→ Task to complete
Each line containing the string "over" should be copied out of the entries.

(Items listed in a dataset)

○ ○ ○ ○

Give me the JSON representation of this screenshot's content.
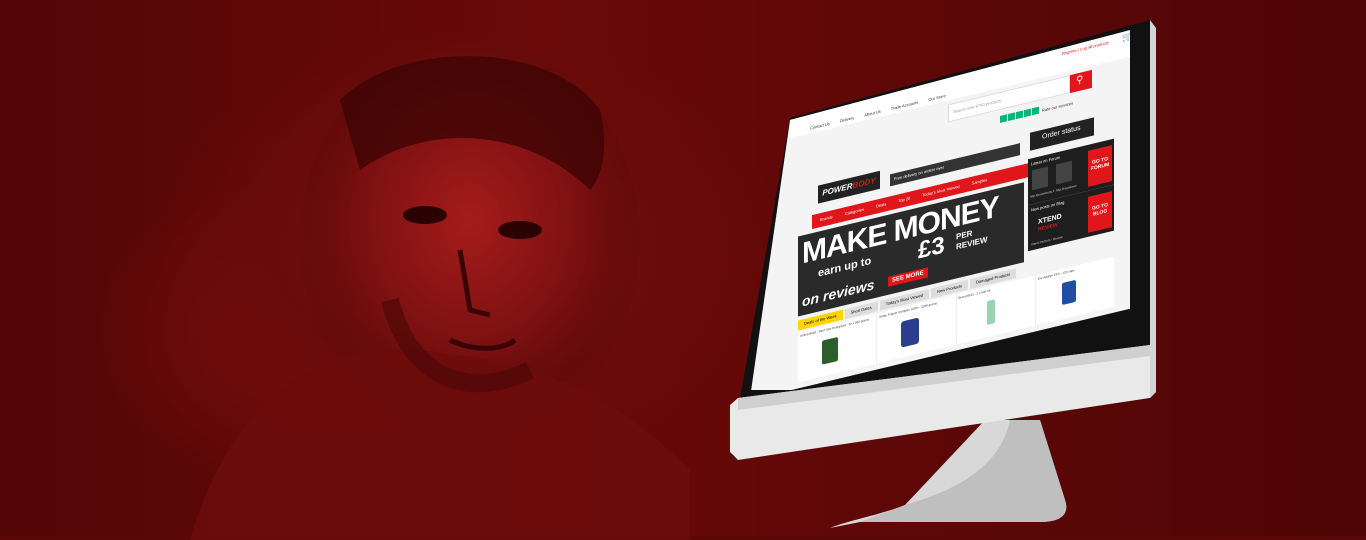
{
  "site": {
    "account": "Register | Log in",
    "basket": "0 products",
    "search_placeholder": "Search over 8700 products",
    "nav": [
      "Contact Us",
      "Delivery",
      "About Us",
      "Trade Accounts",
      "Our Store"
    ],
    "rating_text": "Rate our services",
    "order_status": "Order status",
    "free_delivery": "Free delivery on orders over",
    "menu": [
      "Brands",
      "Categories",
      "Deals",
      "Top 20",
      "Today's Most Viewed",
      "Samples"
    ],
    "banner": {
      "line1": "MAKE MONEY",
      "line2": "earn up to",
      "amount": "£3",
      "per": "PER",
      "review": "REVIEW",
      "line3": "on reviews",
      "cta": "SEE MORE"
    },
    "forum": {
      "title": "Latest on Forum",
      "cta_line1": "GO TO",
      "cta_line2": "FORUM",
      "user1": "http://powerbody.fi",
      "user2": "http://ragedown"
    },
    "blog": {
      "title": "New posts on Blog",
      "cta_line1": "GO TO",
      "cta_line2": "BLOG",
      "post_brand": "XTEND",
      "post_sub": "REVIEW",
      "post_title": "Xtend Perform - Review"
    },
    "tabs": [
      "Deals of the Week",
      "Short Dates",
      "Today's Most Viewed",
      "New Products",
      "Damaged Products"
    ],
    "products": [
      "Amino Build - Next Gen Energized - 30 x 260 grams",
      "Whey Protein Complex 100% - 2268 grams",
      "Brand BCD - 1 x 500 ml",
      "Kre-Alkalyn EFX - 120 caps"
    ]
  },
  "colors": {
    "accent": "#e0161b",
    "background": "#5a0707"
  }
}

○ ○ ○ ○

→ Answer for the task
    "search_placeholder": "Search over 8700 products",
    "free_delivery": "Free delivery on orders over",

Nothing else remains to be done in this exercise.